If a line in the records below contains "Sumaq", copy that line.

> Material for this exercise
--------------------------------
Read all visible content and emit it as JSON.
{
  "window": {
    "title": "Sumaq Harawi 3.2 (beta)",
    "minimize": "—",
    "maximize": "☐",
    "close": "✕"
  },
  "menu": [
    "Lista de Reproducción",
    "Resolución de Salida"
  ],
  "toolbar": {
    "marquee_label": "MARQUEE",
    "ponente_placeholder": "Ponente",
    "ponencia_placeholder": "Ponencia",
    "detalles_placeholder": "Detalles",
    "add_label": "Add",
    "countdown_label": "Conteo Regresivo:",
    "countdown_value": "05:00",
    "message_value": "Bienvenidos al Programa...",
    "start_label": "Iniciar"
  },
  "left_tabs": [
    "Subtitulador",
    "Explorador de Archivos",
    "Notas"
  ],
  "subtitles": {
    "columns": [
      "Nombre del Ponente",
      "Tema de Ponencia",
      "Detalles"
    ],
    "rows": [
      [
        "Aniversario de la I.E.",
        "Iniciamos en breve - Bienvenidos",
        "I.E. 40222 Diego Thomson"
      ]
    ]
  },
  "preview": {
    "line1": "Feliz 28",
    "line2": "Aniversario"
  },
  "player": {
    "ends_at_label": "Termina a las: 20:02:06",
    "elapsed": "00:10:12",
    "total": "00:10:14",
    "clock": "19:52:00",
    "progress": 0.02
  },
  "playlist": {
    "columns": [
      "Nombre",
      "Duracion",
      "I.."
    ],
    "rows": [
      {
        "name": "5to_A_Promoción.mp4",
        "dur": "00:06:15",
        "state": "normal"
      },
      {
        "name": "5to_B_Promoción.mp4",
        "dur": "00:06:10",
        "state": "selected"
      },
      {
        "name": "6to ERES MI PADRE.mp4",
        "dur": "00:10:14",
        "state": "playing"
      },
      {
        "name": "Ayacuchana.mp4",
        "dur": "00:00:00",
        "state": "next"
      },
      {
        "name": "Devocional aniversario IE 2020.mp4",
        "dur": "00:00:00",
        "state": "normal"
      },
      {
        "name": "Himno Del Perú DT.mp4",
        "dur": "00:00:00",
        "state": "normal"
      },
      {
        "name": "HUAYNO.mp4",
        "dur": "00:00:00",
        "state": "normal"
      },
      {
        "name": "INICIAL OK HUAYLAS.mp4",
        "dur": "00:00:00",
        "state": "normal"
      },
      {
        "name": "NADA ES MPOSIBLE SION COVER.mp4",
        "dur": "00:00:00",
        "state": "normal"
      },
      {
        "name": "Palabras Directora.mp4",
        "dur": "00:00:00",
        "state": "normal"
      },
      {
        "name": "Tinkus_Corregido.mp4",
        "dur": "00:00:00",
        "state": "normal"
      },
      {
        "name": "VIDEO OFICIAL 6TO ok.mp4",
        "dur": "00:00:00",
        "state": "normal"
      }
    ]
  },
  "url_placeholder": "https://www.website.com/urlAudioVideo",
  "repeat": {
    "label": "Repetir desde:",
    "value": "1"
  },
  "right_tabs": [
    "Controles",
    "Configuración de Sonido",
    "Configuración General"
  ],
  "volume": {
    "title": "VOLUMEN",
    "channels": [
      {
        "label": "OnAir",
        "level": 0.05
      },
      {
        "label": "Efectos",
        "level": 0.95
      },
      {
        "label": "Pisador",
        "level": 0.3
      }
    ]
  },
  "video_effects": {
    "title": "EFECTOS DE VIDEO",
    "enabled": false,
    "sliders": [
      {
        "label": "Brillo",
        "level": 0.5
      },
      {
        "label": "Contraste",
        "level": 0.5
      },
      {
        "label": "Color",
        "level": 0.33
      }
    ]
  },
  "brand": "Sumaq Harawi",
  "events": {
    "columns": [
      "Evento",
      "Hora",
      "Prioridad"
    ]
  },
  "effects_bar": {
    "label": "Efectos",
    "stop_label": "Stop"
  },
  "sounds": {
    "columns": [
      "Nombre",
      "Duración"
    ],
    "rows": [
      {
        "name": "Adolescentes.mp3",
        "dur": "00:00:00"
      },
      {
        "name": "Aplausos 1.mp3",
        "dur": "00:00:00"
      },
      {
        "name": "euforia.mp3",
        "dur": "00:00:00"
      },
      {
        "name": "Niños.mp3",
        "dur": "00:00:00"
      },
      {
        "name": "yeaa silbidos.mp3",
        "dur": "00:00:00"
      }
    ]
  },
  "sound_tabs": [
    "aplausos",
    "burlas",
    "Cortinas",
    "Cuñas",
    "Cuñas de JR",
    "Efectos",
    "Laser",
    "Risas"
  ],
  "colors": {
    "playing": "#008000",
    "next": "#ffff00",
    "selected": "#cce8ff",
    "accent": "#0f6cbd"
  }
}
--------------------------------
> Response area
    "title": "Sumaq Harawi 3.2 (beta)",
  "brand": "Sumaq Harawi",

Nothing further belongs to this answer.